Afterwards I thought about inclusion and whether I should have booked us into one of the other parties rather than asking for a separate one. Does this go against the idea of inclusion? I was really struggled with this question until Gail mentioned that the other parties had been very busy, with twice as many kids. I realised that Lyla really wouldn’t have been included, in fact she would have been unintentionally excluded. There wouldn’t have been the room for her to get close to the Princesses with the other kids during the singing time and there wouldn’t have been space for her chair to safely move on the dance floor.
Lyla is only 4 and I’m in the early days of understanding inclusion but I’m learning that inclusion doesn’t always look how I think it will. For Lyla to have the same experience as the other kids at the Princesses and Princes parties she needed to be in an adapted environment with less people rather than being included with the kids in the standard party.
My Princess had a brilliant time, she loved it and I was so pleased that Gail had taken the chance and held a party for the kids who deserved the same experience in a different environment.
Since the party Gail has held two further events for families of kids with additional needs at Jollytots and Cookies to come along for two hours when the cafe was closed, to have dinner, a play and a chat.
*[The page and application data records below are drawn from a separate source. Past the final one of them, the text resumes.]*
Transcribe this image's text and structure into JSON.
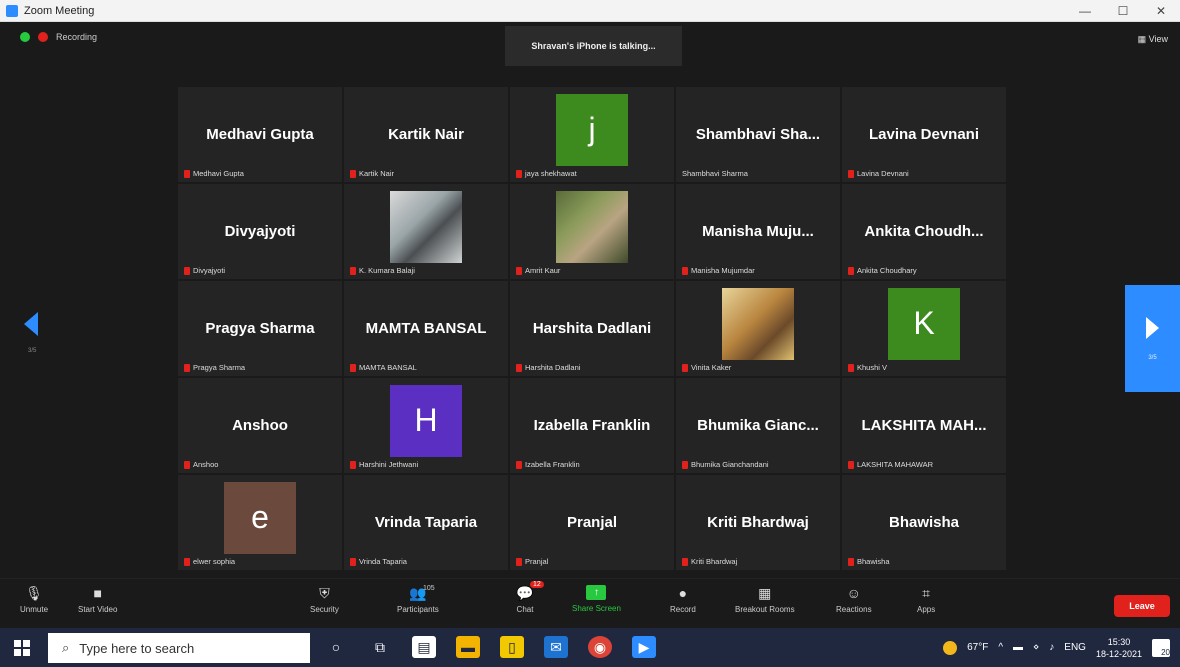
{
  "window": {
    "title": "Zoom Meeting",
    "controls": [
      "—",
      "☐",
      "✕"
    ]
  },
  "top": {
    "recording_label": "Recording",
    "talking": "Shravan's iPhone is talking...",
    "view_label": "View"
  },
  "grid": [
    {
      "big": "Medhavi Gupta",
      "small": "Medhavi Gupta",
      "muted": true
    },
    {
      "big": "Kartik Nair",
      "small": "Kartik Nair",
      "muted": true
    },
    {
      "avatar": "j",
      "avatar_color": "#3d8b1f",
      "small": "jaya shekhawat",
      "muted": true
    },
    {
      "big": "Shambhavi Sha...",
      "small": "Shambhavi Sharma",
      "muted": false
    },
    {
      "big": "Lavina Devnani",
      "small": "Lavina Devnani",
      "muted": true
    },
    {
      "big": "Divyajyoti",
      "small": "Divyajyoti",
      "muted": true
    },
    {
      "photo": "man",
      "small": "K. Kumara Balaji",
      "muted": true
    },
    {
      "photo": "plant",
      "small": "Amrit Kaur",
      "muted": true
    },
    {
      "big": "Manisha Muju...",
      "small": "Manisha Mujumdar",
      "muted": true
    },
    {
      "big": "Ankita Choudh...",
      "small": "Ankita Choudhary",
      "muted": true
    },
    {
      "big": "Pragya Sharma",
      "small": "Pragya Sharma",
      "muted": true
    },
    {
      "big": "MAMTA BANSAL",
      "small": "MAMTA BANSAL",
      "muted": true
    },
    {
      "big": "Harshita Dadlani",
      "small": "Harshita Dadlani",
      "muted": true
    },
    {
      "photo": "woman",
      "small": "Vinita Kaker",
      "muted": true
    },
    {
      "avatar": "K",
      "avatar_color": "#3d8b1f",
      "small": "Khushi V",
      "muted": true
    },
    {
      "big": "Anshoo",
      "small": "Anshoo",
      "muted": true
    },
    {
      "avatar": "H",
      "avatar_color": "#5a2fc2",
      "small": "Harshini Jethwani",
      "muted": true
    },
    {
      "big": "Izabella Franklin",
      "small": "Izabella Franklin",
      "muted": true
    },
    {
      "big": "Bhumika Gianc...",
      "small": "Bhumika Gianchandani",
      "muted": true
    },
    {
      "big": "LAKSHITA MAH...",
      "small": "LAKSHITA MAHAWAR",
      "muted": true
    },
    {
      "avatar": "e",
      "avatar_color": "#6b4a3d",
      "small": "elwer sophia",
      "muted": true
    },
    {
      "big": "Vrinda Taparia",
      "small": "Vrinda Taparia",
      "muted": true
    },
    {
      "big": "Pranjal",
      "small": "Pranjal",
      "muted": true
    },
    {
      "big": "Kriti Bhardwaj",
      "small": "Kriti Bhardwaj",
      "muted": true
    },
    {
      "big": "Bhawisha",
      "small": "Bhawisha",
      "muted": true
    }
  ],
  "nav": {
    "left_page": "3/5",
    "right_page": "3/5"
  },
  "toolbar": {
    "unmute": "Unmute",
    "start_video": "Start Video",
    "security": "Security",
    "participants": "Participants",
    "participants_count": "105",
    "chat": "Chat",
    "chat_badge": "12",
    "share": "Share Screen",
    "record": "Record",
    "breakout": "Breakout Rooms",
    "reactions": "Reactions",
    "apps": "Apps",
    "leave": "Leave"
  },
  "taskbar": {
    "search_placeholder": "Type here to search",
    "temperature": "67°F",
    "lang": "ENG",
    "time": "15:30",
    "date": "18-12-2021",
    "notif_count": "20"
  }
}
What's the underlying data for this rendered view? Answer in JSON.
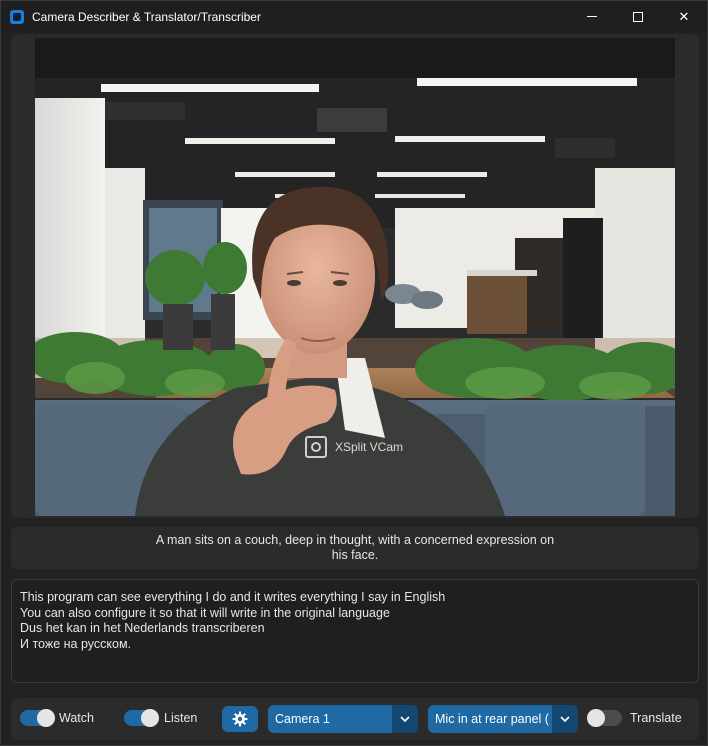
{
  "window": {
    "title": "Camera Describer & Translator/Transcriber",
    "icon": "app-icon",
    "controls": [
      "minimize-icon",
      "maximize-icon",
      "close-icon"
    ],
    "close_glyph": "✕"
  },
  "video": {
    "watermark": "XSplit VCam",
    "accent_background": "#2b2b2b"
  },
  "description": "A man sits on a couch, deep in thought, with a concerned expression on his face.",
  "transcript": {
    "lines": [
      "This program can see everything I do and it writes everything I say in English",
      "You can also configure it so that it will write in the original language",
      "Dus het kan in het Nederlands transcriberen",
      "И тоже на русском."
    ]
  },
  "toolbar": {
    "watch": {
      "label": "Watch",
      "on": true
    },
    "listen": {
      "label": "Listen",
      "on": true
    },
    "settings_icon": "gear-icon",
    "camera_select": "Camera 1",
    "mic_select": "Mic in at rear panel (",
    "translate": {
      "label": "Translate",
      "on": false
    },
    "accent_color": "#1f6aa5",
    "accent_dark": "#144870"
  }
}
For kids like Lyla who need more space and for many kids with sensory disorders or autism the chance to play in a soft play area or their sensory room doesn’t come around very often so these events were very special.
For many of the parents it was the first time they had been able to take their children somewhere like this and watch them play while they had a coffee. Being able to meet other parents and siblings in similar situations was fantastic for us. Gail hopes to hold these events on a regular basis which is music to the ears of those parents experience extreme isolation due to their children’s additional needs. Well done Gail and the team at Jollytots and Cookies, we are so lucky to have you on our doorstep.